By having a Facebook profile we might look like we’re trying too hard and we don’t really belong, so it wouldn’t improve our image, but there are so many students on Facebook, and we could use a profile as a way to get a message out, even if many students choose to ignore it. As long as we’re not interfering with the way that students use Facebook, I don’t think that it would do any harm. Facebook might change in the way that it is used by students, too, especially in the light of recent media articles about permanant records of flippant remarks that might affect career prospects in the future, and I think that there is much to keep an eye on. Certainly we should not ignore a space where so many of our students can be reached, and where three is so much potentially useful functionality, eg inviting people to events, sending messages to members of groups, etc
What about staff having profiles on Facebook? There is a powerful potential for Facebook as a tool for colleagues to network with each other, across departments.
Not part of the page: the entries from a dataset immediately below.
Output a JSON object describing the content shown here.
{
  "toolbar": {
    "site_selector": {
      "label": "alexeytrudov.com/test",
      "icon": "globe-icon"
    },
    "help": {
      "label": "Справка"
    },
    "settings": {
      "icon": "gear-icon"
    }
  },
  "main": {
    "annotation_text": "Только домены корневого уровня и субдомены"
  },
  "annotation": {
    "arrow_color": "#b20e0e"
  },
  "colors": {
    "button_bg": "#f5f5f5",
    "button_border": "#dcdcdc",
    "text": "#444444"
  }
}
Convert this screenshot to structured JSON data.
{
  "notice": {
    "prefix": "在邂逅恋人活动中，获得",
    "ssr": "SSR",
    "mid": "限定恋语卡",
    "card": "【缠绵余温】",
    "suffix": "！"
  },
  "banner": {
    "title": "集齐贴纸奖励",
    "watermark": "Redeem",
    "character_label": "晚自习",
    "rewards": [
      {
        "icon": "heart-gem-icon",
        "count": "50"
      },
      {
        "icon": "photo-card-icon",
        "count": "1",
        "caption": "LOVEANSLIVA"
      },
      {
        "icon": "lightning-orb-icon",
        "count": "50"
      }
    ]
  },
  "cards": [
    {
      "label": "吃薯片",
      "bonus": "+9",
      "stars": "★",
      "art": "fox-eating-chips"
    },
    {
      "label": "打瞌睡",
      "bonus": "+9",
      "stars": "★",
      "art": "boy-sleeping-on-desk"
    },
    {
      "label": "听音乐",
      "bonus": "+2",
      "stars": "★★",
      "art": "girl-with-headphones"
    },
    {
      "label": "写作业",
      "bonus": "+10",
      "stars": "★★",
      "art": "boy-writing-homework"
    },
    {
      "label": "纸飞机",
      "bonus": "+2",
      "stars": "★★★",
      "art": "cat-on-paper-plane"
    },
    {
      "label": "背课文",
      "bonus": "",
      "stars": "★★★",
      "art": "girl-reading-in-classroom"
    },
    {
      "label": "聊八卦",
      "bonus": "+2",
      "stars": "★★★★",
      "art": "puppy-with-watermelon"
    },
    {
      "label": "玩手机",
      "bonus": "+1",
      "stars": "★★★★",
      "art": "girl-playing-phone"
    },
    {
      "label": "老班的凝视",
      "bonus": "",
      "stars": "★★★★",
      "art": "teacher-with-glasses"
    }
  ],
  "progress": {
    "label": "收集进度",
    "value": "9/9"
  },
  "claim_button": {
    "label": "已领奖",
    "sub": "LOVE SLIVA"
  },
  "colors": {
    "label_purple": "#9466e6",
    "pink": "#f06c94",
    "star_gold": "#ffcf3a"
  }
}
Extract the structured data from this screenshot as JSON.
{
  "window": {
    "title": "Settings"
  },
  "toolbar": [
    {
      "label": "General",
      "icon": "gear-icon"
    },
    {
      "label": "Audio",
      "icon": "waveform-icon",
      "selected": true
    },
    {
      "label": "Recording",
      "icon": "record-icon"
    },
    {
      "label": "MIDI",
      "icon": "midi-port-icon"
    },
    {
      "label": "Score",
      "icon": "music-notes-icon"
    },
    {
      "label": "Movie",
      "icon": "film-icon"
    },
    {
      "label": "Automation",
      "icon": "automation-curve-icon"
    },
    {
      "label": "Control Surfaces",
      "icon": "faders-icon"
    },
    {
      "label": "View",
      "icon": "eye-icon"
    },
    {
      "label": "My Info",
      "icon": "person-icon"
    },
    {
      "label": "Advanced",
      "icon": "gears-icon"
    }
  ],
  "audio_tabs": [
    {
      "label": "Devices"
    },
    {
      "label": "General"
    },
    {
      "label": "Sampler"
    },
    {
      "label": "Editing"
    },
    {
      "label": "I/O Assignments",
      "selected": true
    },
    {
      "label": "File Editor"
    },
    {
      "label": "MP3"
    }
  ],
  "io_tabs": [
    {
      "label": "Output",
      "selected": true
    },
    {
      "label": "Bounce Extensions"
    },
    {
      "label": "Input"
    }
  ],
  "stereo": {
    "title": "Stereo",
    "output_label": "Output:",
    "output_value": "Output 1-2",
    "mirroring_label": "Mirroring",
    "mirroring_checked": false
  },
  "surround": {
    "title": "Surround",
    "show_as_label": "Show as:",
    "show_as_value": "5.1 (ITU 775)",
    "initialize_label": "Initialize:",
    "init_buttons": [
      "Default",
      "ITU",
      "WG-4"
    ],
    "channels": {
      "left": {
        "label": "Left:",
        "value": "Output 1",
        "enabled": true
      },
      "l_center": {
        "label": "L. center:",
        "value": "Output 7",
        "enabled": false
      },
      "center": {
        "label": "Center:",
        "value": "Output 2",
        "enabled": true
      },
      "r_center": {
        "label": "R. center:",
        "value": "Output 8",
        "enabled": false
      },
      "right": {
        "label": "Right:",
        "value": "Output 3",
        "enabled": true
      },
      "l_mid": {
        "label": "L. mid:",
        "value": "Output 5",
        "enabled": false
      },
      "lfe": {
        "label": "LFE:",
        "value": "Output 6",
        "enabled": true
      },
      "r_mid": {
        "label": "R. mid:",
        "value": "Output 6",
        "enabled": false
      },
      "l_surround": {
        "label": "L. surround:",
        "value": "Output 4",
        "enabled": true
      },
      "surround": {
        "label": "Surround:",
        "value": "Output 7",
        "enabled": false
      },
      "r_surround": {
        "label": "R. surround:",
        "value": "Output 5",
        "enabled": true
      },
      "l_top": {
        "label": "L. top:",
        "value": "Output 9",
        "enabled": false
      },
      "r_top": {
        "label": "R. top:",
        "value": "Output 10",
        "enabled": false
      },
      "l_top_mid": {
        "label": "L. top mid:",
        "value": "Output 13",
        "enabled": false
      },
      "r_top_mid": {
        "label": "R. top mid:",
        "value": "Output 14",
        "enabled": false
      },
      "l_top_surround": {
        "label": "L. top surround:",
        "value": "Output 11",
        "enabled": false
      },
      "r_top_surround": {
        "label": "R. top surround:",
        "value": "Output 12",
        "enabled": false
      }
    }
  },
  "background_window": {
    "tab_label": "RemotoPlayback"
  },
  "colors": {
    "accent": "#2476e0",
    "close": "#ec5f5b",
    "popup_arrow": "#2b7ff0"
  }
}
I’m not sure that Facebook itself is the right social networking tool to use in a work setting, but it would not hurt to experiment on there a bit. I think that the problem is how informal it all feels, so it doesn’t present the most professional image. This could impact on the way students see us as well as the way colleagues perceive us.
So Facebook could replicate actual networks between colleagues, but is that really what Social Networking software is all about? I hope not! It has the potential for us to make new connections and expand our networks.
I am enjoying Ning’s Library 2.0 community at the moment, where I am meeting other librarians who are investigating Web 2.0 technologies in the library, from accross the World. So librarians can use social networking software for professional development.
What about Second life? Well, it’s early days in my investigation. Certainly I can create a profile on there and make “friends” who I exchange discussions with, etc, but if that’s all you want, then Second life would be overkill. I’m exploring Info Island at the moment, but I hope to find more, and perhaps to attend a lecture or seminar on there, to see how it feels.
Can we engage students who don’t come into the library on Second Life? I suppose it depends on why they don’t come into the library – if they don’t want to in real life, then they are not likely to in Second life, surely! But there may be barriers in real life that prevent them from using the library, that are not present in Second Life. What is Second Life good at, in an educational setting? I aim to find out…